By 1976 Brent Bravo had started production, and later that year the second platform, Brent Delta was installed, which started production in 1977. Delta weighed 24,000 tonnes (the same as 2,000 London busses!) and the platform alone was as tall as the London Eye.
The Brent field has reached the stage where production is no longer economically viable and decommissioning is underway. In 2011 Brent Delta stopped production. After 5 years of planning and 2 years of preparations, the entire Brent Delta platform was cut free from its supporting legs and brought ashore in one piece, where it will be dismantled and scrapped.
Brent Delta Platform after being brought ashore in Hartlepool
On the helipad
View across the deck with the derrick and flare stack towering above
More detailed view of the topdeck, where drilling activities were carried out
View across the deck
View in the other direction towards the crane
Derrick and flare stack
On the top deck where the drilling happened
Hook and winch equipment
The “doghouse” where drilling operations were controlled
Heading below deck we find a workshop
And various plant rooms
There were various rooms for deployment of workers
The workers accommodation was pretty basic
Central control room
The engine room was tucked away below the accommodation block
One of the emergency lifeboats
Sign on the side of the platform
Well guys, this has been covered on more than one occasion, and I've visited this site on more than one of the numerous open days over previous years never been lucky enough to get any Pics due to the hoards of people all over the place, So when one very kind Barry Stewart offered me free reign of the place for a few hours obviously I happily and very gratefully took him up on his offer.
So, For a bit of History ;
The Drop Redoubt is one of the two forts on Western Heights, and is linked to the other, the Citadel, by a series of dry moats (the lines). It is, arguably, the most impressive and immediately noticeable feature on Dover’s Western Heights.
The artillery at the Redoubt faced mostly inland; it was intended to attack an invading force attempting to capture Dover from the rear.
The construction of the Redoubt was in two periods: the first being from 1804-1808 during the Napoleonic Wars, and the second from 1859-1864 following the recommendations of the 1859 Royal Commission.
Well, That's all folks, Thanks for taking a look
More can be found out about this fantastic Structure Here;
For those that know me will know i hate mills, i think there boring but as my urbex partner in crime loves them i find myself frequenting them often ....ok mill f was abit of a fail a very long drive to find NO access so we hit the smaller version across the way .
Still holding some original features and some excellent light ....i must admit it was pretty photographic .....all reet on wit pics...visted with Mr.Host
Ok few hours past time to drive back up north .....now still being early we decided to pay a re-visit to Mill Delph .......now we explored this mill over 2 years ago but i saw some photos from Zero81 on the net and asked him were they were from he told me mill delph,i was like no there not we didnt see that when we were there ....but to my knowledge two years ago that part was locked (we only missed the best part ....go figure) the first few pics are from 2 years ago the machinery is from this week .....

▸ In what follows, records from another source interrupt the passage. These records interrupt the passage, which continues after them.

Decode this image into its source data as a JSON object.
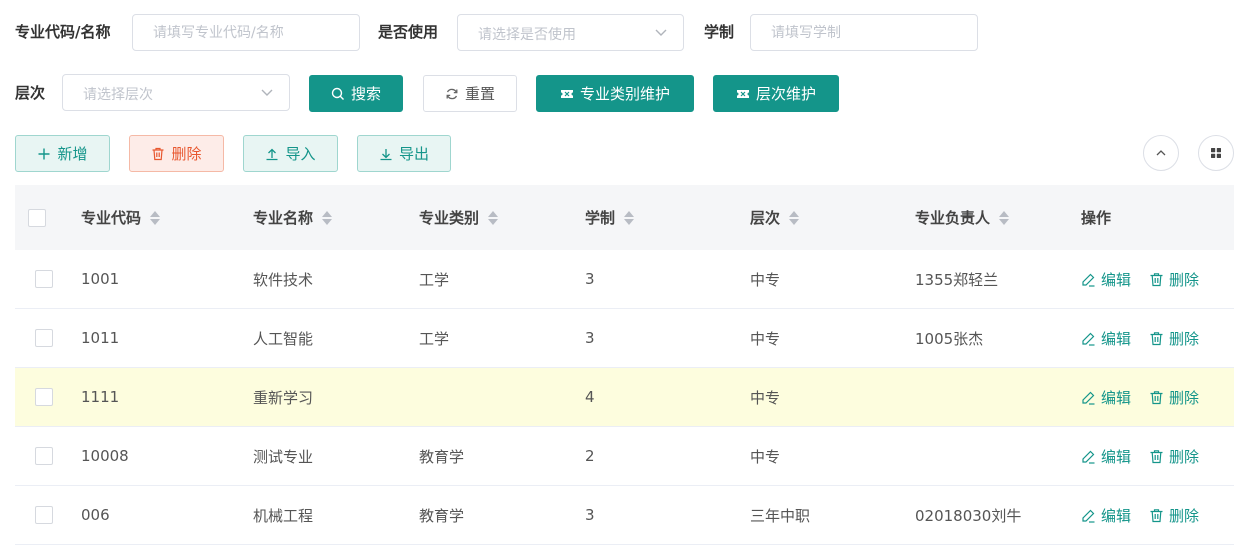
{
  "filters": {
    "major_label": "专业代码/名称",
    "major_placeholder": "请填写专业代码/名称",
    "in_use_label": "是否使用",
    "in_use_placeholder": "请选择是否使用",
    "duration_label": "学制",
    "duration_placeholder": "请填写学制",
    "level_label": "层次",
    "level_placeholder": "请选择层次"
  },
  "actions": {
    "search": "搜索",
    "reset": "重置",
    "category_maintain": "专业类别维护",
    "level_maintain": "层次维护"
  },
  "toolbar": {
    "add": "新增",
    "delete": "删除",
    "import": "导入",
    "export": "导出"
  },
  "table": {
    "columns": [
      "专业代码",
      "专业名称",
      "专业类别",
      "学制",
      "层次",
      "专业负责人",
      "操作"
    ],
    "rows": [
      {
        "code": "1001",
        "name": "软件技术",
        "category": "工学",
        "duration": "3",
        "level": "中专",
        "leader": "1355郑轻兰"
      },
      {
        "code": "1011",
        "name": "人工智能",
        "category": "工学",
        "duration": "3",
        "level": "中专",
        "leader": "1005张杰"
      },
      {
        "code": "1111",
        "name": "重新学习",
        "category": "",
        "duration": "4",
        "level": "中专",
        "leader": ""
      },
      {
        "code": "10008",
        "name": "测试专业",
        "category": "教育学",
        "duration": "2",
        "level": "中专",
        "leader": ""
      },
      {
        "code": "006",
        "name": "机械工程",
        "category": "教育学",
        "duration": "3",
        "level": "三年中职",
        "leader": "02018030刘牛"
      }
    ],
    "edit_label": "编辑",
    "delete_label": "删除"
  },
  "colors": {
    "primary": "#14958a",
    "danger": "#e8572f",
    "highlight_row": "#fdfdde"
  },
  "icons": {
    "search": "search-icon",
    "reset": "refresh-icon",
    "maintain": "ticket-icon",
    "add": "plus-icon",
    "delete": "trash-icon",
    "import": "upload-icon",
    "export": "download-icon",
    "collapse": "chevron-up-icon",
    "columns": "grid-icon",
    "edit": "edit-icon"
  }
}
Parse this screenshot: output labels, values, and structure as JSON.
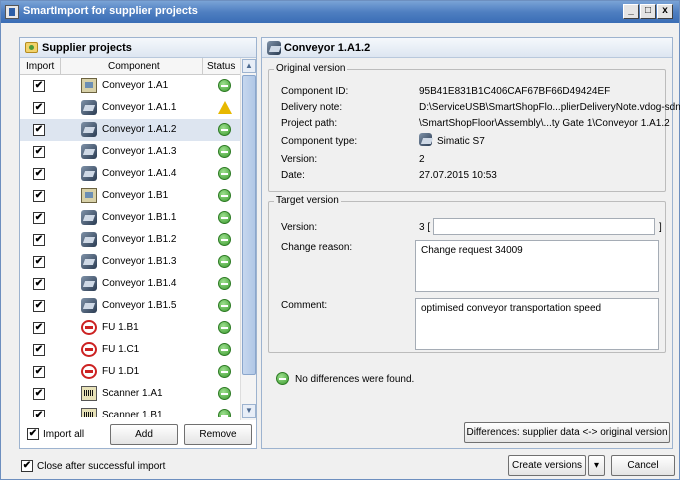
{
  "window": {
    "title": "SmartImport for supplier projects",
    "buttons": [
      "_",
      "□",
      "x"
    ]
  },
  "left_panel": {
    "title": "Supplier projects",
    "columns": {
      "import": "Import",
      "component": "Component",
      "status": "Status"
    },
    "rows": [
      {
        "checked": true,
        "icon": "panel-icon",
        "label": "Conveyor 1.A1",
        "status": "ok"
      },
      {
        "checked": true,
        "icon": "plc-icon",
        "label": "Conveyor 1.A1.1",
        "status": "warning"
      },
      {
        "checked": true,
        "icon": "plc-icon",
        "label": "Conveyor 1.A1.2",
        "status": "ok",
        "selected": true
      },
      {
        "checked": true,
        "icon": "plc-icon",
        "label": "Conveyor 1.A1.3",
        "status": "ok"
      },
      {
        "checked": true,
        "icon": "plc-icon",
        "label": "Conveyor 1.A1.4",
        "status": "ok"
      },
      {
        "checked": true,
        "icon": "panel-icon",
        "label": "Conveyor 1.B1",
        "status": "ok"
      },
      {
        "checked": true,
        "icon": "plc-icon",
        "label": "Conveyor 1.B1.1",
        "status": "ok"
      },
      {
        "checked": true,
        "icon": "plc-icon",
        "label": "Conveyor 1.B1.2",
        "status": "ok"
      },
      {
        "checked": true,
        "icon": "plc-icon",
        "label": "Conveyor 1.B1.3",
        "status": "ok"
      },
      {
        "checked": true,
        "icon": "plc-icon",
        "label": "Conveyor 1.B1.4",
        "status": "ok"
      },
      {
        "checked": true,
        "icon": "plc-icon",
        "label": "Conveyor 1.B1.5",
        "status": "ok"
      },
      {
        "checked": true,
        "icon": "fu-icon",
        "label": "FU 1.B1",
        "status": "ok"
      },
      {
        "checked": true,
        "icon": "fu-icon",
        "label": "FU 1.C1",
        "status": "ok"
      },
      {
        "checked": true,
        "icon": "fu-icon",
        "label": "FU 1.D1",
        "status": "ok"
      },
      {
        "checked": true,
        "icon": "scanner-icon",
        "label": "Scanner 1.A1",
        "status": "ok"
      },
      {
        "checked": true,
        "icon": "scanner-icon",
        "label": "Scanner 1.B1",
        "status": "ok"
      }
    ],
    "import_all": {
      "checked": true,
      "label": "Import all"
    },
    "add_label": "Add",
    "remove_label": "Remove"
  },
  "right_panel": {
    "title": "Conveyor 1.A1.2",
    "original": {
      "legend": "Original version",
      "component_id_label": "Component ID:",
      "component_id": "95B41E831B1C406CAF67BF66D49424EF",
      "delivery_note_label": "Delivery note:",
      "delivery_note": "D:\\ServiceUSB\\SmartShopFlo...plierDeliveryNote.vdog-sdn",
      "project_path_label": "Project path:",
      "project_path": "\\SmartShopFloor\\Assembly\\...ty Gate 1\\Conveyor 1.A1.2",
      "component_type_label": "Component type:",
      "component_type": "Simatic S7",
      "version_label": "Version:",
      "version": "2",
      "date_label": "Date:",
      "date": "27.07.2015 10:53"
    },
    "target": {
      "legend": "Target version",
      "version_label": "Version:",
      "version_prefix": "3 [",
      "version_suffix": "]",
      "version_input": "",
      "change_reason_label": "Change reason:",
      "change_reason": "Change request 34009",
      "comment_label": "Comment:",
      "comment": "optimised conveyor transportation speed"
    },
    "diff_message": "No differences were found.",
    "differences_button": "Differences: supplier data <-> original version"
  },
  "bottom": {
    "close_after_import": {
      "checked": true,
      "label": "Close after successful import"
    },
    "create_versions_label": "Create versions",
    "dropdown_arrow": "▾",
    "cancel_label": "Cancel"
  }
}
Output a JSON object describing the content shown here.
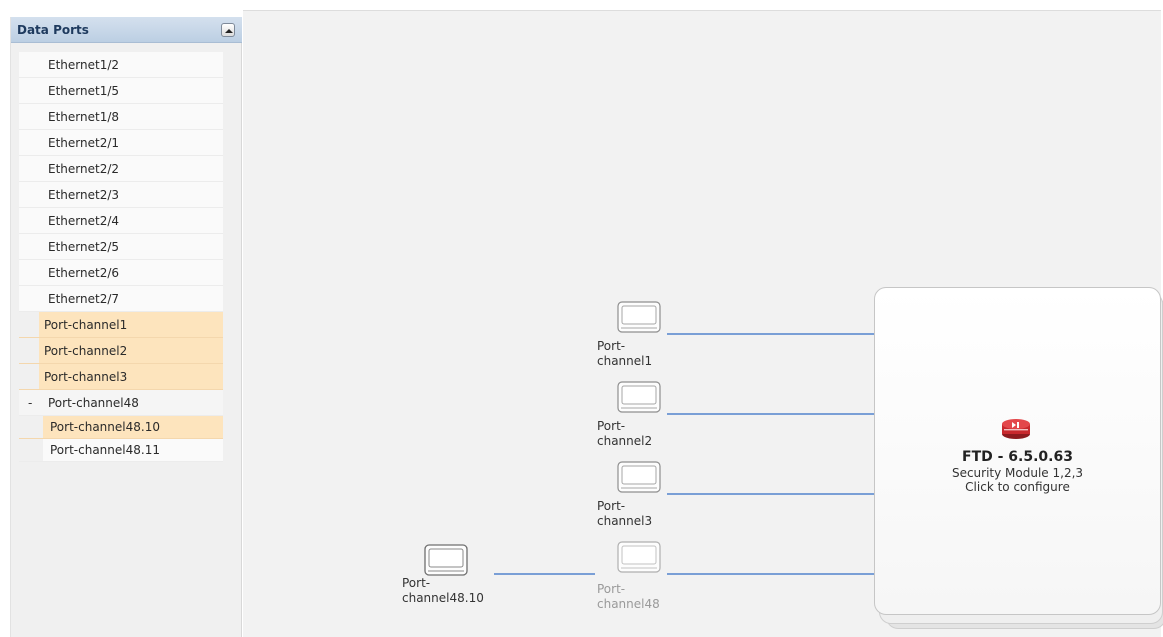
{
  "sidebar": {
    "title": "Data Ports",
    "items": [
      {
        "label": "Ethernet1/2"
      },
      {
        "label": "Ethernet1/5"
      },
      {
        "label": "Ethernet1/8"
      },
      {
        "label": "Ethernet2/1"
      },
      {
        "label": "Ethernet2/2"
      },
      {
        "label": "Ethernet2/3"
      },
      {
        "label": "Ethernet2/4"
      },
      {
        "label": "Ethernet2/5"
      },
      {
        "label": "Ethernet2/6"
      },
      {
        "label": "Ethernet2/7"
      },
      {
        "label": "Port-channel1"
      },
      {
        "label": "Port-channel2"
      },
      {
        "label": "Port-channel3"
      },
      {
        "label": "Port-channel48",
        "toggle": "-"
      },
      {
        "label": "Port-channel48.10"
      },
      {
        "label": "Port-channel48.11"
      }
    ]
  },
  "canvas": {
    "nodes": {
      "pc1": {
        "label": "Port-\nchannel1"
      },
      "pc2": {
        "label": "Port-\nchannel2"
      },
      "pc3": {
        "label": "Port-\nchannel3"
      },
      "pc48": {
        "label": "Port-\nchannel48"
      },
      "pc48_10": {
        "label": "Port-\nchannel48.10"
      }
    },
    "module": {
      "title": "FTD - 6.5.0.63",
      "subtitle": "Security Module 1,2,3",
      "action": "Click to configure"
    }
  },
  "colors": {
    "link": "#7a9fd6",
    "selected_port": "#fde4bd",
    "header": "#c8d8ea",
    "module_icon": "#c8282d"
  },
  "icons": {
    "collapse": "chevron-up-icon",
    "port": "port-channel-icon",
    "module": "security-module-icon"
  }
}
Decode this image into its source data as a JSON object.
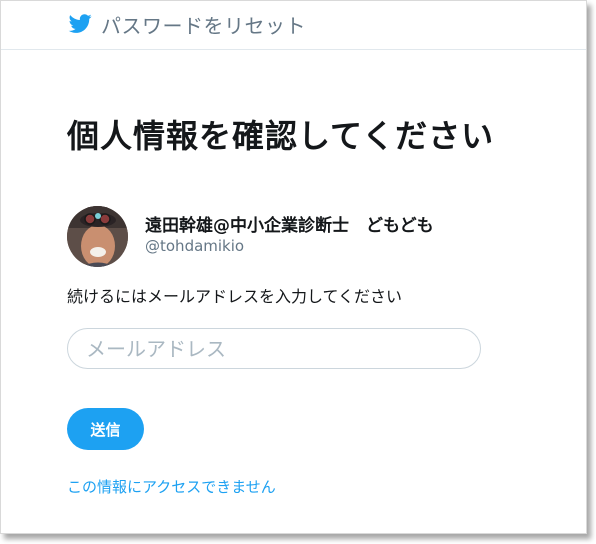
{
  "header": {
    "logo_icon": "twitter-bird-icon",
    "title": "パスワードをリセット"
  },
  "main": {
    "title": "個人情報を確認してください",
    "account": {
      "display_name": "遠田幹雄@中小企業診断士　どもども",
      "handle": "@tohdamikio"
    },
    "instruction": "続けるにはメールアドレスを入力してください",
    "email_input": {
      "value": "",
      "placeholder": "メールアドレス"
    },
    "submit_label": "送信",
    "cant_access_link": "この情報にアクセスできません"
  },
  "colors": {
    "brand": "#1da1f2",
    "muted": "#657786",
    "text": "#14171a",
    "border": "#ccd6dd"
  }
}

No light in the basement .....
Cheers for looking ...........Oldskool